## What you need to do
A verbatim copy of the records below, pictures omitted, is the task.
[Exercise inputs — start]
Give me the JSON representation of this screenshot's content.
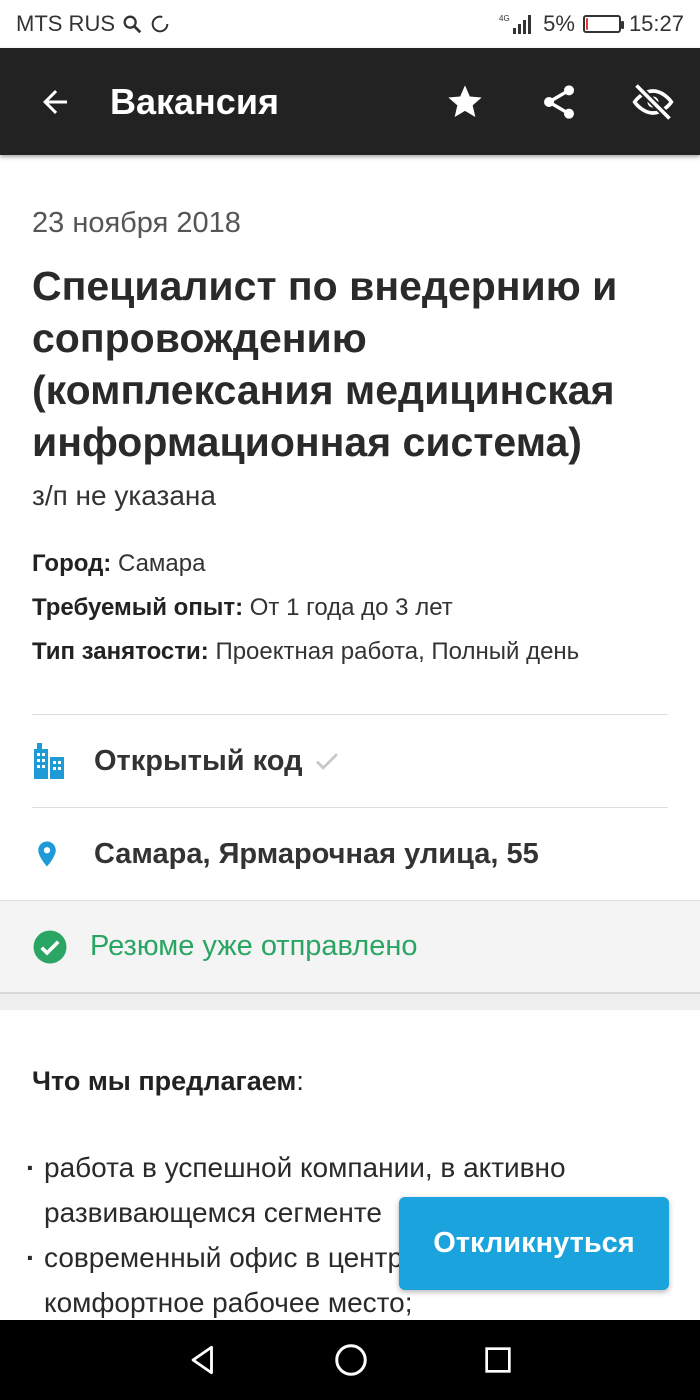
{
  "status_bar": {
    "carrier": "MTS RUS",
    "network": "4G",
    "battery_percent": "5%",
    "battery_level": 0.05,
    "time": "15:27"
  },
  "app_bar": {
    "title": "Вакансия",
    "icons": [
      "back-arrow-icon",
      "star-icon",
      "share-icon",
      "eye-off-icon"
    ]
  },
  "vacancy": {
    "date": "23 ноября 2018",
    "title": "Специалист по внедернию и сопровождению (комплексания медицинская информационная система)",
    "salary": "з/п не указана",
    "city_label": "Город:",
    "city_value": "Самара",
    "experience_label": "Требуемый опыт:",
    "experience_value": "От 1 года до 3 лет",
    "employment_label": "Тип занятости:",
    "employment_value": "Проектная работа, Полный день"
  },
  "company": {
    "name": "Открытый код",
    "address": "Самара, Ярмарочная улица, 55"
  },
  "application": {
    "status": "Резюме уже отправлено"
  },
  "description": {
    "heading": "Что мы предлагаем",
    "heading_suffix": ":",
    "items": [
      "работа в успешной компании, в активно развивающемся сегменте",
      "современный офис в центре города, комфортное рабочее место;"
    ]
  },
  "respond_button": "Откликнуться",
  "colors": {
    "app_bar": "#222222",
    "accent": "#1aa3dd",
    "success": "#2aa563",
    "icon_blue": "#1e9bd7"
  }
}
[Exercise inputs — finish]
## Answer section
Give me the JSON representation of this screenshot's content.
{
  "status_bar": {
    "carrier": "MTS RUS",
    "network": "4G",
    "battery_percent": "5%",
    "battery_level": 0.05,
    "time": "15:27"
  },
  "app_bar": {
    "title": "Вакансия",
    "icons": [
      "back-arrow-icon",
      "star-icon",
      "share-icon",
      "eye-off-icon"
    ]
  },
  "vacancy": {
    "date": "23 ноября 2018",
    "title": "Специалист по внедернию и сопровождению (комплексания медицинская информационная система)",
    "salary": "з/п не указана",
    "city_label": "Город:",
    "city_value": "Самара",
    "experience_label": "Требуемый опыт:",
    "experience_value": "От 1 года до 3 лет",
    "employment_label": "Тип занятости:",
    "employment_value": "Проектная работа, Полный день"
  },
  "company": {
    "name": "Открытый код",
    "address": "Самара, Ярмарочная улица, 55"
  },
  "application": {
    "status": "Резюме уже отправлено"
  },
  "description": {
    "heading": "Что мы предлагаем",
    "heading_suffix": ":",
    "items": [
      "работа в успешной компании, в активно развивающемся сегменте",
      "современный офис в центре города, комфортное рабочее место;"
    ]
  },
  "respond_button": "Откликнуться",
  "colors": {
    "app_bar": "#222222",
    "accent": "#1aa3dd",
    "success": "#2aa563",
    "icon_blue": "#1e9bd7"
  }
}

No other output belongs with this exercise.